Those words ring just as true today as they did 50 years ago — perhaps even more so. It goes without saying that we should thank veterans for their service, that we should recognize their important contributions to our freedom and honor those who paid the supreme sacrifice. But as President Kennedy stressed, “the highest appreciation is not to utter words, but to live by them.”
The highest appreciation Coloradans can show is to ensure that their homecoming will signal the start of an important next chapter in their lives. For young veterans in particular, that begins with a good job. According to the Bureau of Labor Statistics, post-9/11 veterans have an unemployment rate of 10.1 percent, nearly 3 percent higher than the national average, and among this group, the unemployment rate for women veterans is even higher.
At the Colorado Department of Labor and Employment and at state and county-run workforce centers, we take pride in assisting veterans year-round, ensuring they have the preparation and readiness to make a successful transition into the civilian workforce. We are a conduit to employment and training, but the real heroes are the employers who give them a chance to show what they can do.
These employers know that veterans have the proven ability to learn new skills and concepts, that they have an understanding of how teamwork grows out of a responsibility to one’s colleagues. The best employers recognize that military duties have taught veterans to understand the rigors of tight schedules and limited resources. They know that these new hires can grasp their place within an organizational framework and are committed to doing “an honest day’s work.”
Gov. John Hickenlooper has issued a proclamation declaring November as Hire A Veteran Month. The proclamation underscores what great employers already know: the economic returns to our state in getting these talented men and women into good paying jobs are critical to Colorado’s competitiveness. The investment we make in helping veterans make the leap from the battlefield to the business world will be paying all of us dividends throughout the century.
To every business that knows the value of helping veterans succeed, the Department of Labor and Employment says thank you. Our work on behalf of veterans (we are currently serving more than 44,000) draws its strength from you. Your investment in your community and in the veterans who are a part of it, gets to the heart of what President Kennedy spoke of just 23 days before his death. Gratitude must be more than words. It must be lived.

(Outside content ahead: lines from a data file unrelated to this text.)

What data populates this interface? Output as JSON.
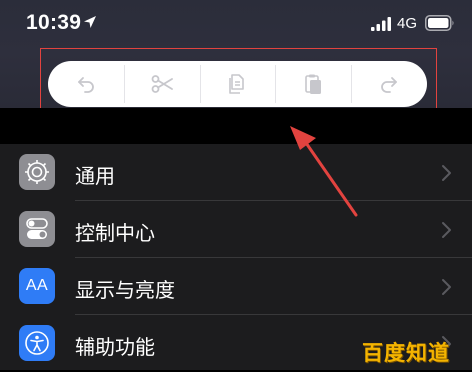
{
  "status_bar": {
    "time": "10:39",
    "network": "4G",
    "icons": [
      "location-arrow-icon",
      "cellular-signal-icon",
      "battery-icon"
    ]
  },
  "edit_toolbar": {
    "buttons": [
      {
        "icon": "undo-icon"
      },
      {
        "icon": "cut-icon"
      },
      {
        "icon": "copy-icon"
      },
      {
        "icon": "paste-icon"
      },
      {
        "icon": "redo-icon"
      }
    ]
  },
  "settings": {
    "items": [
      {
        "label": "通用",
        "icon": "gear-icon",
        "icon_bg": "#8e8e93"
      },
      {
        "label": "控制中心",
        "icon": "toggles-icon",
        "icon_bg": "#8e8e93"
      },
      {
        "label": "显示与亮度",
        "icon": "text-size-icon",
        "icon_bg": "#2f7cf6",
        "icon_text": "AA"
      },
      {
        "label": "辅助功能",
        "icon": "accessibility-icon",
        "icon_bg": "#2f7cf6"
      }
    ]
  },
  "watermark": {
    "text": "百度知道"
  },
  "colors": {
    "annotation": "#e2433f",
    "group_bg": "#1c1c1e",
    "blue": "#2f7cf6",
    "gray": "#8e8e93"
  }
}
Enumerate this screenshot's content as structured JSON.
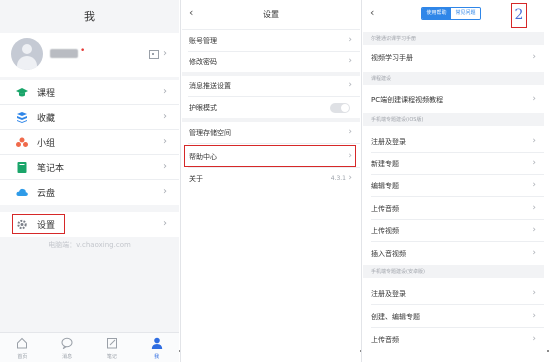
{
  "me_panel": {
    "title": "我",
    "menu": [
      {
        "label": "课程",
        "icon": "graduation-cap-icon",
        "color": "#1aa56a"
      },
      {
        "label": "收藏",
        "icon": "favorites-icon",
        "color": "#2f86e8"
      },
      {
        "label": "小组",
        "icon": "group-icon",
        "color": "#f06a4b"
      },
      {
        "label": "笔记本",
        "icon": "notebook-icon",
        "color": "#1aa56a"
      },
      {
        "label": "云盘",
        "icon": "cloud-icon",
        "color": "#2f9be8"
      },
      {
        "label": "设置",
        "icon": "gear-icon",
        "color": "#7b8089"
      }
    ],
    "domain_text": "电脑端：v.chaoxing.com",
    "tabs": [
      {
        "label": "首页",
        "icon": "home-icon"
      },
      {
        "label": "消息",
        "icon": "message-icon"
      },
      {
        "label": "笔记",
        "icon": "note-icon"
      },
      {
        "label": "我",
        "icon": "person-icon"
      }
    ]
  },
  "settings_panel": {
    "title": "设置",
    "items": [
      "账号管理",
      "修改密码",
      "消息推送设置",
      "护眼模式",
      "管理存储空间",
      "帮助中心",
      "关于"
    ],
    "version": "4.3.1"
  },
  "help_panel": {
    "tabs": [
      "使用帮助",
      "常见问题"
    ],
    "annotation_number": "2",
    "sections": [
      {
        "header": "尔雅通识课学习手册",
        "items": [
          "视频学习手册"
        ]
      },
      {
        "header": "课程建设",
        "items": [
          "PC端创建课程视频教程"
        ]
      },
      {
        "header": "手机端专题建设(iOS版)",
        "items": [
          "注册及登录",
          "新建专题",
          "编辑专题",
          "上传音频",
          "上传视频",
          "插入音视频"
        ]
      },
      {
        "header": "手机端专题建设(安卓版)",
        "items": [
          "注册及登录",
          "创建、编辑专题",
          "上传音频"
        ]
      }
    ]
  },
  "colors": {
    "accent": "#2f86e8",
    "highlight": "#d62828",
    "background": "#f4f5f7"
  }
}
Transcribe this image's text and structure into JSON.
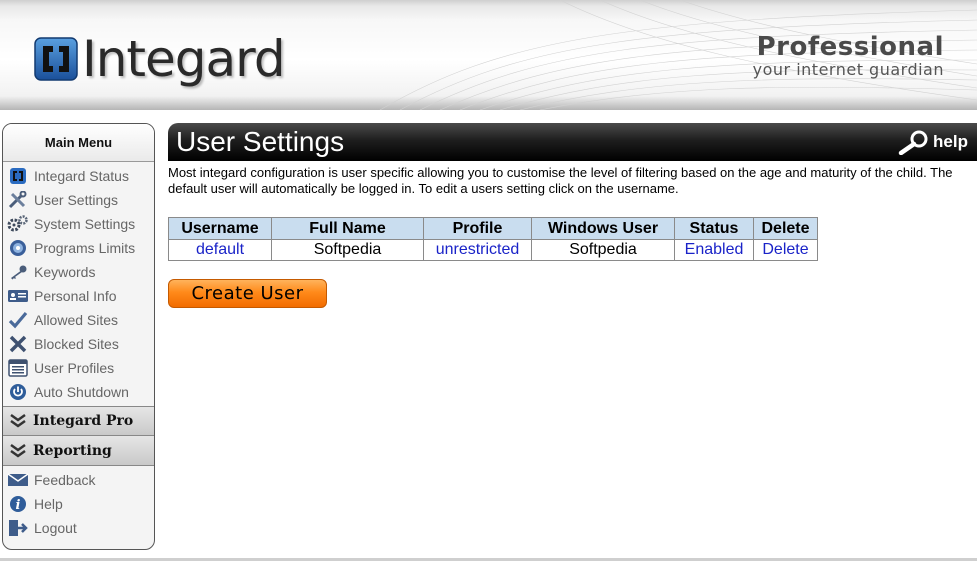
{
  "header": {
    "logo_text": "Integard",
    "edition": "Professional",
    "tagline": "your internet guardian"
  },
  "sidebar": {
    "title": "Main Menu",
    "items": [
      {
        "label": "Integard Status",
        "icon": "status-icon"
      },
      {
        "label": "User Settings",
        "icon": "tools-icon"
      },
      {
        "label": "System Settings",
        "icon": "gears-icon"
      },
      {
        "label": "Programs Limits",
        "icon": "disc-icon"
      },
      {
        "label": "Keywords",
        "icon": "key-icon"
      },
      {
        "label": "Personal Info",
        "icon": "id-card-icon"
      },
      {
        "label": "Allowed Sites",
        "icon": "checkmark-icon"
      },
      {
        "label": "Blocked Sites",
        "icon": "x-mark-icon"
      },
      {
        "label": "User Profiles",
        "icon": "profiles-icon"
      },
      {
        "label": "Auto Shutdown",
        "icon": "power-icon"
      }
    ],
    "sections": [
      {
        "label": "Integard Pro"
      },
      {
        "label": "Reporting"
      }
    ],
    "bottom_items": [
      {
        "label": "Feedback",
        "icon": "envelope-icon"
      },
      {
        "label": "Help",
        "icon": "info-icon"
      },
      {
        "label": "Logout",
        "icon": "logout-icon"
      }
    ]
  },
  "main": {
    "title": "User Settings",
    "help_label": "help",
    "intro": "Most integard configuration is user specific allowing you to customise the level of filtering based on the age and maturity of the child. The default user will automatically be logged in. To edit a users setting click on the username.",
    "table": {
      "columns": [
        "Username",
        "Full Name",
        "Profile",
        "Windows User",
        "Status",
        "Delete"
      ],
      "rows": [
        {
          "username": "default",
          "full_name": "Softpedia",
          "profile": "unrestricted",
          "windows_user": "Softpedia",
          "status": "Enabled",
          "delete": "Delete"
        }
      ]
    },
    "create_user_label": "Create User"
  },
  "colors": {
    "title_bar": "#000000",
    "table_header": "#c9ddef",
    "link": "#1a23c8",
    "button_orange": "#ff8a1a"
  }
}
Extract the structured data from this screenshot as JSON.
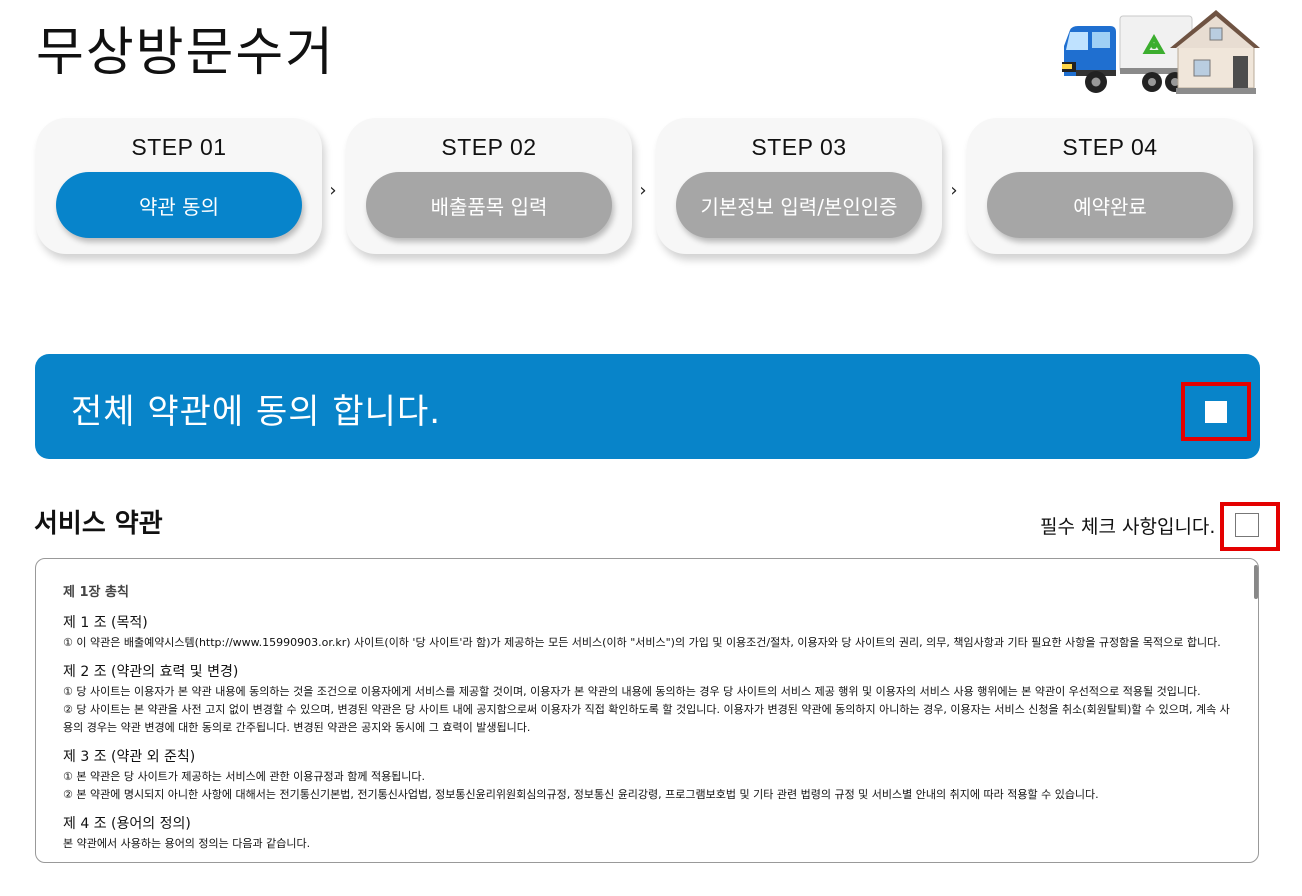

Ellen Golombek is the executive director of the Colorado Department of Labor and Employment.